→ RECORD EXTRACTS:

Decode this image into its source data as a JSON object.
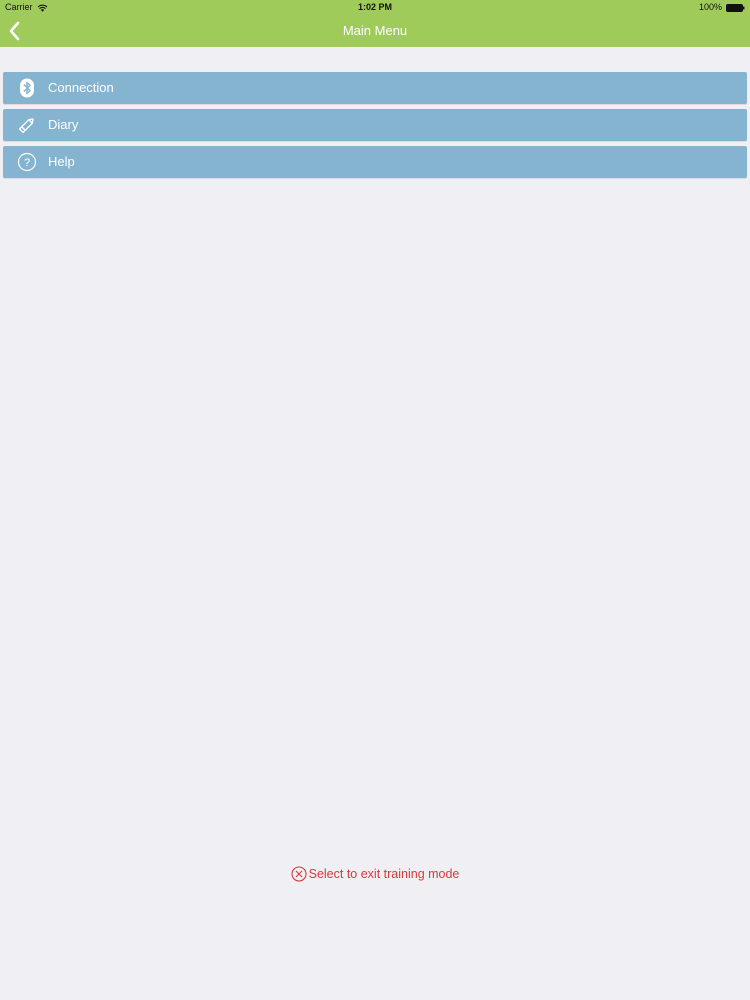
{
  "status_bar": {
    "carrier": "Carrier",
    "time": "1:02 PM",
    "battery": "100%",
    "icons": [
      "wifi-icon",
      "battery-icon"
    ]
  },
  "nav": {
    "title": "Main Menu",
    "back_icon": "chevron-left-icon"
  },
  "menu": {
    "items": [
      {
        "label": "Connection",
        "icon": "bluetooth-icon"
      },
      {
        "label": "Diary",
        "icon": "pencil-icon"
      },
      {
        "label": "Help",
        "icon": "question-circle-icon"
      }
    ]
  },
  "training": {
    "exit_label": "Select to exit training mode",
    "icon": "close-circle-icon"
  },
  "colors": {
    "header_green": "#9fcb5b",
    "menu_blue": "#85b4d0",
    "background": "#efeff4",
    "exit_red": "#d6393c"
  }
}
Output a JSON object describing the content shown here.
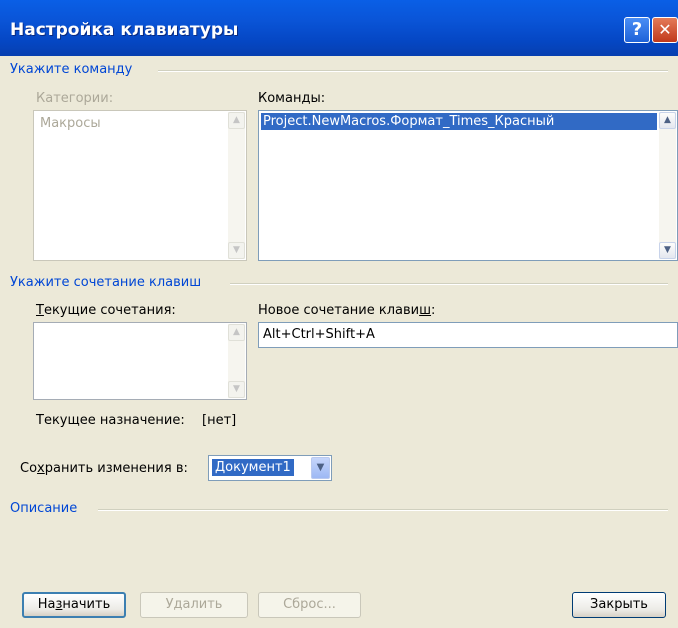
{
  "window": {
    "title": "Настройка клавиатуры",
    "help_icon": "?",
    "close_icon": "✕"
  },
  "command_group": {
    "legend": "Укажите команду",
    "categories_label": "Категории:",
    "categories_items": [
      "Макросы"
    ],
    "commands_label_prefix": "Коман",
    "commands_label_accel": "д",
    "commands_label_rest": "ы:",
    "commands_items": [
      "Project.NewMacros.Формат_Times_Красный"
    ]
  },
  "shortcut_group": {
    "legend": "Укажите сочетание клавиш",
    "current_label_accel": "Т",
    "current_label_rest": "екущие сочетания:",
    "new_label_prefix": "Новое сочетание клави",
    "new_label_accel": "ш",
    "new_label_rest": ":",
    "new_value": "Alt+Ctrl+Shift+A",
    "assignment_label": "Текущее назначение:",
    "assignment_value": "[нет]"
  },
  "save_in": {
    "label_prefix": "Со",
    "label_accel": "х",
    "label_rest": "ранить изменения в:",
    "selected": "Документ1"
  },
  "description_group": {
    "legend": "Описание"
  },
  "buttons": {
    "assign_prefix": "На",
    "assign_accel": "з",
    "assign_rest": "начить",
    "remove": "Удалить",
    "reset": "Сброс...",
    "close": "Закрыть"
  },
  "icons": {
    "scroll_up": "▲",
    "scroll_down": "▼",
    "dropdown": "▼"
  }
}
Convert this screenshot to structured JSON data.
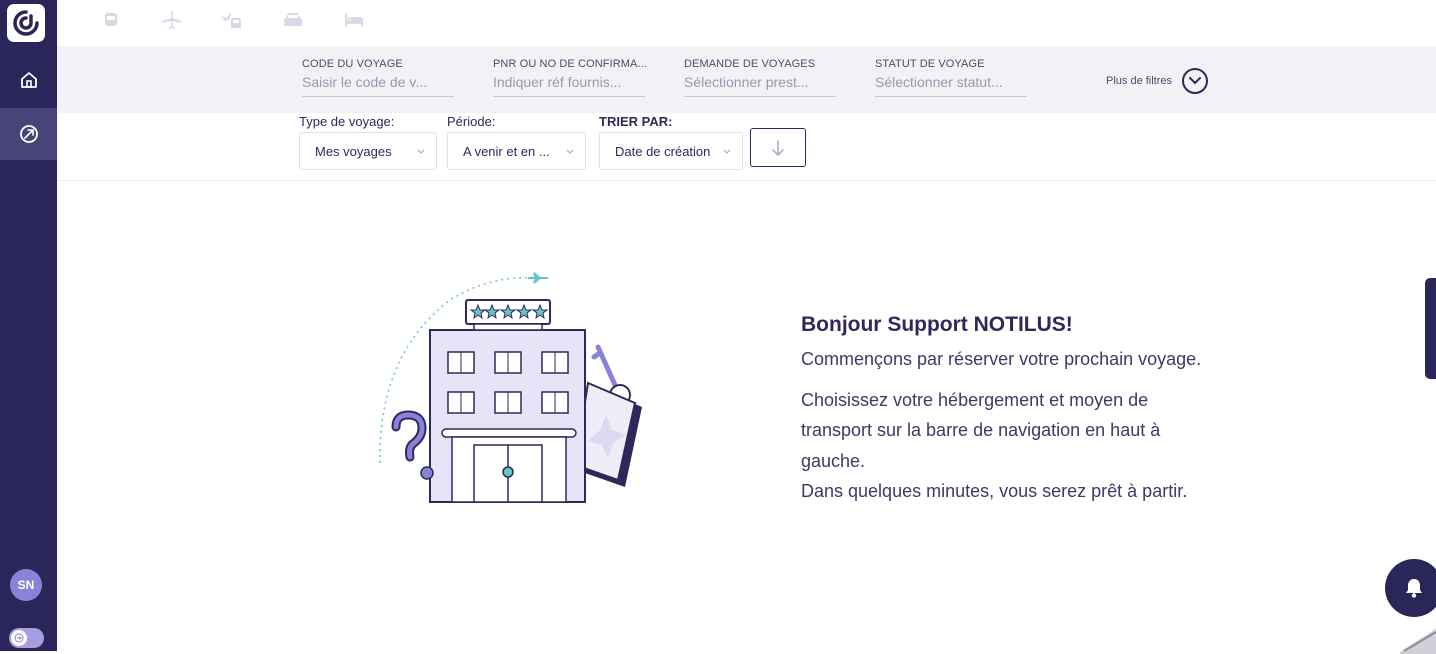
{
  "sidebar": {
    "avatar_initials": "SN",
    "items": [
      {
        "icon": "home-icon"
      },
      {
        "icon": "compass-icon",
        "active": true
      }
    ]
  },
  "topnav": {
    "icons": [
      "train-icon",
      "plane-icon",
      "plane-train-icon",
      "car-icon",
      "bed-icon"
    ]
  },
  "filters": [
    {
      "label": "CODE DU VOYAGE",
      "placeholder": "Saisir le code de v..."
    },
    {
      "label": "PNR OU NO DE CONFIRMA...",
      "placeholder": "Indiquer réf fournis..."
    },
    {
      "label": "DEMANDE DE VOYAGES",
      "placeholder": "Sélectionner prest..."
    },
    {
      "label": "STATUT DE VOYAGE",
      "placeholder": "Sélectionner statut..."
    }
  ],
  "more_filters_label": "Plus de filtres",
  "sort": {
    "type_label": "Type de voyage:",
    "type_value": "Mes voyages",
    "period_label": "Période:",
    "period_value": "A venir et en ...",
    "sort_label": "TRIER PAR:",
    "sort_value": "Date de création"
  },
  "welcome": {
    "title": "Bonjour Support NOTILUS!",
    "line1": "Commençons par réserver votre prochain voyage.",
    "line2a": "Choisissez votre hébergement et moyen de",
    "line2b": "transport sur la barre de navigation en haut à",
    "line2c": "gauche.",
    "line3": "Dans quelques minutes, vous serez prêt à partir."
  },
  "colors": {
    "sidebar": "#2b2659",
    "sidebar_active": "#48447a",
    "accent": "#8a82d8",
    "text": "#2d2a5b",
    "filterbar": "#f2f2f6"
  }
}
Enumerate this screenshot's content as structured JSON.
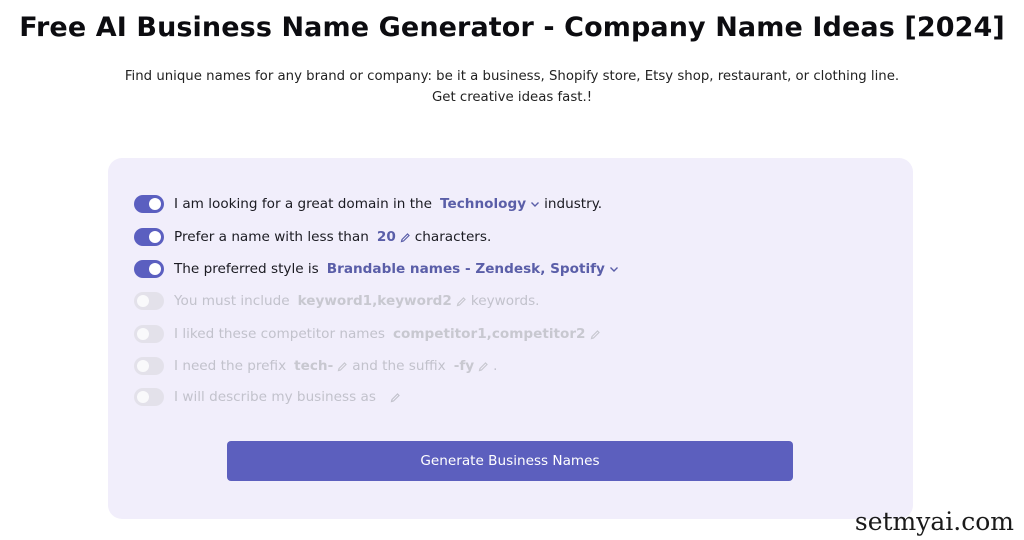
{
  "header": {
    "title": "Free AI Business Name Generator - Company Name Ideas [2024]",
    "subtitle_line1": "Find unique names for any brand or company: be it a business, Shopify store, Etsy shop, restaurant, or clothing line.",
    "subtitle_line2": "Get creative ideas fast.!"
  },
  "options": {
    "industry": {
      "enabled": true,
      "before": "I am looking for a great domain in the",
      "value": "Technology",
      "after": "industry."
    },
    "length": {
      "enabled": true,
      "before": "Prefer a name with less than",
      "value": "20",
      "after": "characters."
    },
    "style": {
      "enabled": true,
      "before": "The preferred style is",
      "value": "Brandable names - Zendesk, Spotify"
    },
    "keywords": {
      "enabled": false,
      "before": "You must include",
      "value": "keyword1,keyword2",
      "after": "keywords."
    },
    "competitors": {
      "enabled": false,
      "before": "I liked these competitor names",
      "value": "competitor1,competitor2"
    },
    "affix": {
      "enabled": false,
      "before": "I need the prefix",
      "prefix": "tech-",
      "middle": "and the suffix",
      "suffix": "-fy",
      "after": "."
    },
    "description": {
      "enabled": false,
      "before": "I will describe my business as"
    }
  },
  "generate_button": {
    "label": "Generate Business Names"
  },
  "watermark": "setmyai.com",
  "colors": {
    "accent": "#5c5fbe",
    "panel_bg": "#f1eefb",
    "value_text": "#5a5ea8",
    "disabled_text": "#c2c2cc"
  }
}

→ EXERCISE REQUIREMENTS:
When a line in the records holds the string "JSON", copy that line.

→ ANSWER TO THE PROBLEM:
Decode this image into its source data as a JSON object.
Output a JSON object describing the content shown here.
Convert this screenshot to structured JSON data.
Enumerate this screenshot's content as structured JSON.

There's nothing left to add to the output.